**Task brief**:
Retype the data in its entirety, with no word changed.

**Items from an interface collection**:
********

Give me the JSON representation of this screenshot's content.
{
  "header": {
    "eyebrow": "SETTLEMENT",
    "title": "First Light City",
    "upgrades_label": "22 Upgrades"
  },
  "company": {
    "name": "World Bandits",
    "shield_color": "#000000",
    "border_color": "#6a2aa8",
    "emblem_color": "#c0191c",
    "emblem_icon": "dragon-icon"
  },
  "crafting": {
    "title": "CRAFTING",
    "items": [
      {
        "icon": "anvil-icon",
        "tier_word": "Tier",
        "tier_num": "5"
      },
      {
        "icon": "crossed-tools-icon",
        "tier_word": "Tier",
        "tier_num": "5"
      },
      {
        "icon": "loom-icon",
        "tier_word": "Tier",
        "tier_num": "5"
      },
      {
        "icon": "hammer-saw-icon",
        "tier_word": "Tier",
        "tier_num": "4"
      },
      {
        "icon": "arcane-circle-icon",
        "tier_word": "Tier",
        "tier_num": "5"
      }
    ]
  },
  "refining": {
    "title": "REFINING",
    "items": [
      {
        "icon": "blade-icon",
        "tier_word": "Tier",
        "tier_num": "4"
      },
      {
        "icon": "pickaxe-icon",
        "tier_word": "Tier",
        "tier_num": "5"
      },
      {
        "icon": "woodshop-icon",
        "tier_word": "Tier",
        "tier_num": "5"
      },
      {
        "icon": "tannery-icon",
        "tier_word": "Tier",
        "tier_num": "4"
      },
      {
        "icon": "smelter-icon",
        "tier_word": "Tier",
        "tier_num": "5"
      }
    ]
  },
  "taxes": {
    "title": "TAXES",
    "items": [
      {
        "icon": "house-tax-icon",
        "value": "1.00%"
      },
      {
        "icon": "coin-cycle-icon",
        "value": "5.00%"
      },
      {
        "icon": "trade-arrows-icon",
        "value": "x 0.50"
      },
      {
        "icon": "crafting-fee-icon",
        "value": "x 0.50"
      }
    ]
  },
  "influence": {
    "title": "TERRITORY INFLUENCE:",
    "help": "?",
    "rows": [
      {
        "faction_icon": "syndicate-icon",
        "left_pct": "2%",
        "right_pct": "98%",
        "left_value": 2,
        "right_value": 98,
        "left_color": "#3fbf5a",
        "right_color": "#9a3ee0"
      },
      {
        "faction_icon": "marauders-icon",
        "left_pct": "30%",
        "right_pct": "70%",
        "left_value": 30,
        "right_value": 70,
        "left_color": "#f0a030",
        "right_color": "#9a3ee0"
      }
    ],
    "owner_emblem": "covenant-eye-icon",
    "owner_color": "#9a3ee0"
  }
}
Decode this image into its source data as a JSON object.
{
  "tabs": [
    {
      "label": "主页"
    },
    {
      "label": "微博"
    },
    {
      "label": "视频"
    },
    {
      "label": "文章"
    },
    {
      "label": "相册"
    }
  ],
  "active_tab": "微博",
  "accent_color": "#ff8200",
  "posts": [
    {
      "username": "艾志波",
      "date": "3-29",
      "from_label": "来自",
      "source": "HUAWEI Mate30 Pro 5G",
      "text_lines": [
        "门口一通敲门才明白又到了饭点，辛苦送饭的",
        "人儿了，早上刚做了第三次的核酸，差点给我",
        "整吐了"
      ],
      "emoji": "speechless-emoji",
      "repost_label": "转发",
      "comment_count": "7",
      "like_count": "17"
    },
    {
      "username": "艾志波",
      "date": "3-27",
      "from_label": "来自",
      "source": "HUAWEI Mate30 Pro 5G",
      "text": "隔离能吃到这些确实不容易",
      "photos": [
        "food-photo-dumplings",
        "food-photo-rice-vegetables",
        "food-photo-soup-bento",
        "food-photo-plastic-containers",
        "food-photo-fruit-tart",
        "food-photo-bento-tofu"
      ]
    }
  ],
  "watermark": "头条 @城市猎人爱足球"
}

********

**Result of this task**:
Give me the JSON representation of this screenshot's content.
{
  "header": {
    "eyebrow": "SETTLEMENT",
    "title": "First Light City",
    "upgrades_label": "22 Upgrades"
  },
  "company": {
    "name": "World Bandits",
    "shield_color": "#000000",
    "border_color": "#6a2aa8",
    "emblem_color": "#c0191c",
    "emblem_icon": "dragon-icon"
  },
  "crafting": {
    "title": "CRAFTING",
    "items": [
      {
        "icon": "anvil-icon",
        "tier_word": "Tier",
        "tier_num": "5"
      },
      {
        "icon": "crossed-tools-icon",
        "tier_word": "Tier",
        "tier_num": "5"
      },
      {
        "icon": "loom-icon",
        "tier_word": "Tier",
        "tier_num": "5"
      },
      {
        "icon": "hammer-saw-icon",
        "tier_word": "Tier",
        "tier_num": "4"
      },
      {
        "icon": "arcane-circle-icon",
        "tier_word": "Tier",
        "tier_num": "5"
      }
    ]
  },
  "refining": {
    "title": "REFINING",
    "items": [
      {
        "icon": "blade-icon",
        "tier_word": "Tier",
        "tier_num": "4"
      },
      {
        "icon": "pickaxe-icon",
        "tier_word": "Tier",
        "tier_num": "5"
      },
      {
        "icon": "woodshop-icon",
        "tier_word": "Tier",
        "tier_num": "5"
      },
      {
        "icon": "tannery-icon",
        "tier_word": "Tier",
        "tier_num": "4"
      },
      {
        "icon": "smelter-icon",
        "tier_word": "Tier",
        "tier_num": "5"
      }
    ]
  },
  "taxes": {
    "title": "TAXES",
    "items": [
      {
        "icon": "house-tax-icon",
        "value": "1.00%"
      },
      {
        "icon": "coin-cycle-icon",
        "value": "5.00%"
      },
      {
        "icon": "trade-arrows-icon",
        "value": "x 0.50"
      },
      {
        "icon": "crafting-fee-icon",
        "value": "x 0.50"
      }
    ]
  },
  "influence": {
    "title": "TERRITORY INFLUENCE:",
    "help": "?",
    "rows": [
      {
        "faction_icon": "syndicate-icon",
        "left_pct": "2%",
        "right_pct": "98%",
        "left_value": 2,
        "right_value": 98,
        "left_color": "#3fbf5a",
        "right_color": "#9a3ee0"
      },
      {
        "faction_icon": "marauders-icon",
        "left_pct": "30%",
        "right_pct": "70%",
        "left_value": 30,
        "right_value": 70,
        "left_color": "#f0a030",
        "right_color": "#9a3ee0"
      }
    ],
    "owner_emblem": "covenant-eye-icon",
    "owner_color": "#9a3ee0"
  }
}
Decode this image into its source data as a JSON object.
{
  "tabs": [
    {
      "label": "主页"
    },
    {
      "label": "微博"
    },
    {
      "label": "视频"
    },
    {
      "label": "文章"
    },
    {
      "label": "相册"
    }
  ],
  "active_tab": "微博",
  "accent_color": "#ff8200",
  "posts": [
    {
      "username": "艾志波",
      "date": "3-29",
      "from_label": "来自",
      "source": "HUAWEI Mate30 Pro 5G",
      "text_lines": [
        "门口一通敲门才明白又到了饭点，辛苦送饭的",
        "人儿了，早上刚做了第三次的核酸，差点给我",
        "整吐了"
      ],
      "emoji": "speechless-emoji",
      "repost_label": "转发",
      "comment_count": "7",
      "like_count": "17"
    },
    {
      "username": "艾志波",
      "date": "3-27",
      "from_label": "来自",
      "source": "HUAWEI Mate30 Pro 5G",
      "text": "隔离能吃到这些确实不容易",
      "photos": [
        "food-photo-dumplings",
        "food-photo-rice-vegetables",
        "food-photo-soup-bento",
        "food-photo-plastic-containers",
        "food-photo-fruit-tart",
        "food-photo-bento-tofu"
      ]
    }
  ],
  "watermark": "头条 @城市猎人爱足球"
}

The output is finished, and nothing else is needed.